Not all our bodies are the same. A dose of strong painkillers that works fine for your 23-year-old cousin, who is built like a tank, might kill your 85-year-old granny, who is mostly skin and bone. In addition, you might react badly to specific drugs, and some drugs may be incompatible with medications you are already taking. Doctors and pharmacists are supposed to watch out for medication errors. Despite all of the advanced controls and automated warnings, however, medication mistakes continue to be a problem.
Why do medication errors occur?
The Institute for Safe Medication Practices (ISMP) compiled a report on why doctors and other healthcare professionals make prescription errors. Here are two of the most common reasons:
- Data entry errors: The systems doctors use to issue prescriptions use predictive text and codes to speed things up. Yet, this can make it easier to enter the wrong thing. Those entering data on behalf of a doctor may also mishear the doctors’ instructions. With more doctors outsourcing the transcription of their notes, this is an increasing problem.
- Mix-ups with look-alike products: If the original prescription is correct, the pharmacist might still dispense the wrong product. Or a nurse might select the wrong drug to administer off the shelf. There are only so many ways to design a drug container and only so many different colors of caps available for pill bottles. One blue-capped bottle can look similar to another, despite the contents being very different.

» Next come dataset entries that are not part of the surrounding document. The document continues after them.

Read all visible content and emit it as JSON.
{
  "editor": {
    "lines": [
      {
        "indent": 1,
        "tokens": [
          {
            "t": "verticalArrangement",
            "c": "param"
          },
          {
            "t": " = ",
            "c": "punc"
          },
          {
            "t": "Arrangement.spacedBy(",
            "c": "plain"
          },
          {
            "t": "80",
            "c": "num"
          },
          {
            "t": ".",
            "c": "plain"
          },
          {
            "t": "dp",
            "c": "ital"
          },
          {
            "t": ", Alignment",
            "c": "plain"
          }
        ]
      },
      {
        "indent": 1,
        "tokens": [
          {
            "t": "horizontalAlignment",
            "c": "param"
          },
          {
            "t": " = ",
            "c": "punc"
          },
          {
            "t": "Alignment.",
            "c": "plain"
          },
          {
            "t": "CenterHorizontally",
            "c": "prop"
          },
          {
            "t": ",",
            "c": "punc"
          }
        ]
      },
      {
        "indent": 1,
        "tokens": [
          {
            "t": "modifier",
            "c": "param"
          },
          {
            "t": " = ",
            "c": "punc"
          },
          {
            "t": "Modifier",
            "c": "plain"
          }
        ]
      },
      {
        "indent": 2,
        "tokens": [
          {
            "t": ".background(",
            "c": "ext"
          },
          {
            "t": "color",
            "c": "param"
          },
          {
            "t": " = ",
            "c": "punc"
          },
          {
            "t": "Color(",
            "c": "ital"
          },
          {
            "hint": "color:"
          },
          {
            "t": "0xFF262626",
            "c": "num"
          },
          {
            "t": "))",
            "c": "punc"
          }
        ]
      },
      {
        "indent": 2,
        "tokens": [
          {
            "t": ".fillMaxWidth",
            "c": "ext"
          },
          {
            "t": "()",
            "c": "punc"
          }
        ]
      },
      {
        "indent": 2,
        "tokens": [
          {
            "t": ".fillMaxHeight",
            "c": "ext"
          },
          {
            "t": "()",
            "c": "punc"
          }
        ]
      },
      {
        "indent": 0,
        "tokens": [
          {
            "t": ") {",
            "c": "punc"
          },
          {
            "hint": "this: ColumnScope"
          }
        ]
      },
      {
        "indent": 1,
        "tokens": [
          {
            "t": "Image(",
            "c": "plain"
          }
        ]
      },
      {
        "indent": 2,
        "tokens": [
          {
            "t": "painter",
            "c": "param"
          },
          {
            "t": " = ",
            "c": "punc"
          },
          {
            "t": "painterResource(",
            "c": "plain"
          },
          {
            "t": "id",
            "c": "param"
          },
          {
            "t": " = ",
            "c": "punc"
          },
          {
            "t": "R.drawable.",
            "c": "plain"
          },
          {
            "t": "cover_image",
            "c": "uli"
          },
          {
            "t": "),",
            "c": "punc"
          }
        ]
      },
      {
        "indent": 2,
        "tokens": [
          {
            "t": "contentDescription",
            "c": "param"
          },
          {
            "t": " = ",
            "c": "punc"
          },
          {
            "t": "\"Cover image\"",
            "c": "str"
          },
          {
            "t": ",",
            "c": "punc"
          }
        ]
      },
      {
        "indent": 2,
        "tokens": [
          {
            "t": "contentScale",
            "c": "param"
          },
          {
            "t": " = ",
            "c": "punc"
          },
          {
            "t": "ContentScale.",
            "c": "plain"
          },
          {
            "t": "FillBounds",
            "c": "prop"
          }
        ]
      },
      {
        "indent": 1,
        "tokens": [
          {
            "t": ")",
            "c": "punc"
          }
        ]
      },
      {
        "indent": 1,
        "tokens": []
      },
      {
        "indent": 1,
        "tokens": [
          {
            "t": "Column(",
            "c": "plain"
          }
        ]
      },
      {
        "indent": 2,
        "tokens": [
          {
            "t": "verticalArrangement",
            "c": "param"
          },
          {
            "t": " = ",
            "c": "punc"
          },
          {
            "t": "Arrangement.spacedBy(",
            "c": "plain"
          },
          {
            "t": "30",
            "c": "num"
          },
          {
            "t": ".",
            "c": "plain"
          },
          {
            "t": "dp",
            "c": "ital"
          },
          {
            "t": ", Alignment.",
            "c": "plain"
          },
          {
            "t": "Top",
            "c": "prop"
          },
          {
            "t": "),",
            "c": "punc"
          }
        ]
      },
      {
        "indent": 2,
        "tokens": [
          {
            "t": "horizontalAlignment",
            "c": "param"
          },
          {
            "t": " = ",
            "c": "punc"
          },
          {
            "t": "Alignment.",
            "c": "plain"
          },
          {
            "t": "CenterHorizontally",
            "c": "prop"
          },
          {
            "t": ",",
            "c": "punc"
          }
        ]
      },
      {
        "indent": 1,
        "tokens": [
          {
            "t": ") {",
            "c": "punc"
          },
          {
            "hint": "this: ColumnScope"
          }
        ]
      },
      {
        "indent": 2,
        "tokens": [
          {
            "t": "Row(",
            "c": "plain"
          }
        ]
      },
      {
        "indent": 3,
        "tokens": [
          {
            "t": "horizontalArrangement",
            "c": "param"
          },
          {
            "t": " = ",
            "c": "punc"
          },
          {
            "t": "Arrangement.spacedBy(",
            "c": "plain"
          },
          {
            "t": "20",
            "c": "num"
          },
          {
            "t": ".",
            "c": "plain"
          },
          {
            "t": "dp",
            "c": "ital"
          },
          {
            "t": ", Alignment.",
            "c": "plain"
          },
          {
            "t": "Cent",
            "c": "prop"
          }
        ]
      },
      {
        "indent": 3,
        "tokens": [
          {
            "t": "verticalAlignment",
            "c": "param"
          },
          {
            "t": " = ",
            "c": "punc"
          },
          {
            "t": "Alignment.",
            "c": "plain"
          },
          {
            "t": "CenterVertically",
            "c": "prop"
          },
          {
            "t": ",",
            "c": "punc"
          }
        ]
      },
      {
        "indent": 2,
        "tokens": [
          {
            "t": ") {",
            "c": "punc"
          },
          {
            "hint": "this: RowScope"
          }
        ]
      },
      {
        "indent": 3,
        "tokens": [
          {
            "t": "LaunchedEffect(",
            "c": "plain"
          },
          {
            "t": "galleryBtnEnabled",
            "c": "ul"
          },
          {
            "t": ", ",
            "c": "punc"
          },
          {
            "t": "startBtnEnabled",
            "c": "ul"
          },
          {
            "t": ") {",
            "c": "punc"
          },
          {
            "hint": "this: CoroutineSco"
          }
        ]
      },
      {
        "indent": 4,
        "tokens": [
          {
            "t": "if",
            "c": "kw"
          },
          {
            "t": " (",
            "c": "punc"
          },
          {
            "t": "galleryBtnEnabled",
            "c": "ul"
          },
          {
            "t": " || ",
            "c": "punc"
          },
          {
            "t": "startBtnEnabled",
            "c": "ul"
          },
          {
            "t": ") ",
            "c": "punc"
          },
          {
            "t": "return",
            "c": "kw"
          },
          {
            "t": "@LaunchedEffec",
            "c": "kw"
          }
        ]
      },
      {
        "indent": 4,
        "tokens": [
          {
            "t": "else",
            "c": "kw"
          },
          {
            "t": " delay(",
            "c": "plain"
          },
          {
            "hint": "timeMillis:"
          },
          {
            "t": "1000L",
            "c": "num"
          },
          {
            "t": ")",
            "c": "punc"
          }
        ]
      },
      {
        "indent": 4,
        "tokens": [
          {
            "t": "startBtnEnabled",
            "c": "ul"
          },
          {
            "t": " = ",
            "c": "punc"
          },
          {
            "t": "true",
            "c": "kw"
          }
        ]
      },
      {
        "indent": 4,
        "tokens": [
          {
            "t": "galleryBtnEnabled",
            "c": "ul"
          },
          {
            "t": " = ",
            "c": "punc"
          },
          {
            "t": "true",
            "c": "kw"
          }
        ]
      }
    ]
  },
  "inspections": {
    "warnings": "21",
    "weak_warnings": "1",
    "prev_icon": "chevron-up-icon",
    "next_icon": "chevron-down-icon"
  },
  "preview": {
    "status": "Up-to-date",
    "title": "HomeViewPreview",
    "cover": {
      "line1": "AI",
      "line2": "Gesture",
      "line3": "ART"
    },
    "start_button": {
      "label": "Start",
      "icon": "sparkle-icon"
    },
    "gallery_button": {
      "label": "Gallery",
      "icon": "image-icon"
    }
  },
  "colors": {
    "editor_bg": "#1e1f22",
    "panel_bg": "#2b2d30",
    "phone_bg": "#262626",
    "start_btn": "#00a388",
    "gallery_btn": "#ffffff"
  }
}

It pays to double-check your medication before taking it and ask if you have any doubts. Yet, you are not the one earning money as a medical expert, so you might not notice. If you have suffered harm due to a medication error, it is crucial to understand your options to claim compensation for your losses.